_WHAT IS EXPECTED_:
What you return should be every record, retyped without a single change.

(Data records for software interfaces)
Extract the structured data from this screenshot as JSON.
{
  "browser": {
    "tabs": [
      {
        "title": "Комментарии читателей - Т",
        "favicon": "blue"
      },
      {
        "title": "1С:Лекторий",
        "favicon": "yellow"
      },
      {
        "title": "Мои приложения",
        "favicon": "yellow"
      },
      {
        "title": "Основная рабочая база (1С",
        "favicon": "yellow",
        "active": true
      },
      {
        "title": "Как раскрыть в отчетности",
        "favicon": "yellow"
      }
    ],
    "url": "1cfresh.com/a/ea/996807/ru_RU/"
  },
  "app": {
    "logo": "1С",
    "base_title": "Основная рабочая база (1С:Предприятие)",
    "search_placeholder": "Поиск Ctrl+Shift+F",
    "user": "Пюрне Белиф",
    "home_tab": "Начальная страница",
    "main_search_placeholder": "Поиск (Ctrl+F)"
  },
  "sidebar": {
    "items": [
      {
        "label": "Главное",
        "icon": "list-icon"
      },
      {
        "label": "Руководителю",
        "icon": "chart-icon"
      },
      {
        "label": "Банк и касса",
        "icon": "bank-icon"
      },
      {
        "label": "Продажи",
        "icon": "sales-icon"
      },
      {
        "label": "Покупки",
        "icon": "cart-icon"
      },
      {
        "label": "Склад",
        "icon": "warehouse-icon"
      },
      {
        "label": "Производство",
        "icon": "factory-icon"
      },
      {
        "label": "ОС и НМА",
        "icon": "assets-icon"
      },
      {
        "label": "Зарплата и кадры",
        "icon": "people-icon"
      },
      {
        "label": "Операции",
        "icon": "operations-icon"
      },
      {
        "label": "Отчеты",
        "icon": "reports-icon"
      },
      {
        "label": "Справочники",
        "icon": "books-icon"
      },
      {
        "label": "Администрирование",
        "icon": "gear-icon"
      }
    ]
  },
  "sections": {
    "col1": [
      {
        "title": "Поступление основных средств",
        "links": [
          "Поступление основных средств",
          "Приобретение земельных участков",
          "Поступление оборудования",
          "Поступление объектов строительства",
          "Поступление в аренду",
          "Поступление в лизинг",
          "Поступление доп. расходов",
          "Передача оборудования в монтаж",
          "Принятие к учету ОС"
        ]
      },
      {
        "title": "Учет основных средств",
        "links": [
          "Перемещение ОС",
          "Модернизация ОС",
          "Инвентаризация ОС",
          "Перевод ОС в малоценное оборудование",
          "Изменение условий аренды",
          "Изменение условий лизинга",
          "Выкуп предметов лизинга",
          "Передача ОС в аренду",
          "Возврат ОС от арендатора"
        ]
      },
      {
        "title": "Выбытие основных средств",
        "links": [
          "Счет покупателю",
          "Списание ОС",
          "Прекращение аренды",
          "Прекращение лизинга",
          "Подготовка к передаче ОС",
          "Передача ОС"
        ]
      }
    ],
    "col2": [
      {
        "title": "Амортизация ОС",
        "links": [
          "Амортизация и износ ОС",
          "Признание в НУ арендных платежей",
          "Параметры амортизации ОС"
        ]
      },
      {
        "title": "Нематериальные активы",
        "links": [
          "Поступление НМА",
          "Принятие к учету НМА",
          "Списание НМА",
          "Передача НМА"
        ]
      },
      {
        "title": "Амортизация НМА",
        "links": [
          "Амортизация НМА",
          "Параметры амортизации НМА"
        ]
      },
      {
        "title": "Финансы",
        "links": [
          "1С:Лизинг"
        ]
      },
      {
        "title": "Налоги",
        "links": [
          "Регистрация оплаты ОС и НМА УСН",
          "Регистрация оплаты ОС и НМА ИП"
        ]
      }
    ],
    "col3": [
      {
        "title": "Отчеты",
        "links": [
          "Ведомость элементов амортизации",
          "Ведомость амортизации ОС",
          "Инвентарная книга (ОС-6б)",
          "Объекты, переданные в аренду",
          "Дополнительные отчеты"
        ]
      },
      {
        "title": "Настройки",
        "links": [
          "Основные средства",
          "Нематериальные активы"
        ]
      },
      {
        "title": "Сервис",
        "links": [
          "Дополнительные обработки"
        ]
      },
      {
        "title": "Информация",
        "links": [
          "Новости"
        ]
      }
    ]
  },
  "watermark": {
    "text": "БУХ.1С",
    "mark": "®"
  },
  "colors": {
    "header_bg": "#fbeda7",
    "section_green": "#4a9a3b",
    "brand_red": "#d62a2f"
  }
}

_WRITTEN ANSWER_:
Extract the structured data from this screenshot as JSON.
{
  "browser": {
    "tabs": [
      {
        "title": "Комментарии читателей - Т",
        "favicon": "blue"
      },
      {
        "title": "1С:Лекторий",
        "favicon": "yellow"
      },
      {
        "title": "Мои приложения",
        "favicon": "yellow"
      },
      {
        "title": "Основная рабочая база (1С",
        "favicon": "yellow",
        "active": true
      },
      {
        "title": "Как раскрыть в отчетности",
        "favicon": "yellow"
      }
    ],
    "url": "1cfresh.com/a/ea/996807/ru_RU/"
  },
  "app": {
    "logo": "1С",
    "base_title": "Основная рабочая база (1С:Предприятие)",
    "search_placeholder": "Поиск Ctrl+Shift+F",
    "user": "Пюрне Белиф",
    "home_tab": "Начальная страница",
    "main_search_placeholder": "Поиск (Ctrl+F)"
  },
  "sidebar": {
    "items": [
      {
        "label": "Главное",
        "icon": "list-icon"
      },
      {
        "label": "Руководителю",
        "icon": "chart-icon"
      },
      {
        "label": "Банк и касса",
        "icon": "bank-icon"
      },
      {
        "label": "Продажи",
        "icon": "sales-icon"
      },
      {
        "label": "Покупки",
        "icon": "cart-icon"
      },
      {
        "label": "Склад",
        "icon": "warehouse-icon"
      },
      {
        "label": "Производство",
        "icon": "factory-icon"
      },
      {
        "label": "ОС и НМА",
        "icon": "assets-icon"
      },
      {
        "label": "Зарплата и кадры",
        "icon": "people-icon"
      },
      {
        "label": "Операции",
        "icon": "operations-icon"
      },
      {
        "label": "Отчеты",
        "icon": "reports-icon"
      },
      {
        "label": "Справочники",
        "icon": "books-icon"
      },
      {
        "label": "Администрирование",
        "icon": "gear-icon"
      }
    ]
  },
  "sections": {
    "col1": [
      {
        "title": "Поступление основных средств",
        "links": [
          "Поступление основных средств",
          "Приобретение земельных участков",
          "Поступление оборудования",
          "Поступление объектов строительства",
          "Поступление в аренду",
          "Поступление в лизинг",
          "Поступление доп. расходов",
          "Передача оборудования в монтаж",
          "Принятие к учету ОС"
        ]
      },
      {
        "title": "Учет основных средств",
        "links": [
          "Перемещение ОС",
          "Модернизация ОС",
          "Инвентаризация ОС",
          "Перевод ОС в малоценное оборудование",
          "Изменение условий аренды",
          "Изменение условий лизинга",
          "Выкуп предметов лизинга",
          "Передача ОС в аренду",
          "Возврат ОС от арендатора"
        ]
      },
      {
        "title": "Выбытие основных средств",
        "links": [
          "Счет покупателю",
          "Списание ОС",
          "Прекращение аренды",
          "Прекращение лизинга",
          "Подготовка к передаче ОС",
          "Передача ОС"
        ]
      }
    ],
    "col2": [
      {
        "title": "Амортизация ОС",
        "links": [
          "Амортизация и износ ОС",
          "Признание в НУ арендных платежей",
          "Параметры амортизации ОС"
        ]
      },
      {
        "title": "Нематериальные активы",
        "links": [
          "Поступление НМА",
          "Принятие к учету НМА",
          "Списание НМА",
          "Передача НМА"
        ]
      },
      {
        "title": "Амортизация НМА",
        "links": [
          "Амортизация НМА",
          "Параметры амортизации НМА"
        ]
      },
      {
        "title": "Финансы",
        "links": [
          "1С:Лизинг"
        ]
      },
      {
        "title": "Налоги",
        "links": [
          "Регистрация оплаты ОС и НМА УСН",
          "Регистрация оплаты ОС и НМА ИП"
        ]
      }
    ],
    "col3": [
      {
        "title": "Отчеты",
        "links": [
          "Ведомость элементов амортизации",
          "Ведомость амортизации ОС",
          "Инвентарная книга (ОС-6б)",
          "Объекты, переданные в аренду",
          "Дополнительные отчеты"
        ]
      },
      {
        "title": "Настройки",
        "links": [
          "Основные средства",
          "Нематериальные активы"
        ]
      },
      {
        "title": "Сервис",
        "links": [
          "Дополнительные обработки"
        ]
      },
      {
        "title": "Информация",
        "links": [
          "Новости"
        ]
      }
    ]
  },
  "watermark": {
    "text": "БУХ.1С",
    "mark": "®"
  },
  "colors": {
    "header_bg": "#fbeda7",
    "section_green": "#4a9a3b",
    "brand_red": "#d62a2f"
  }
}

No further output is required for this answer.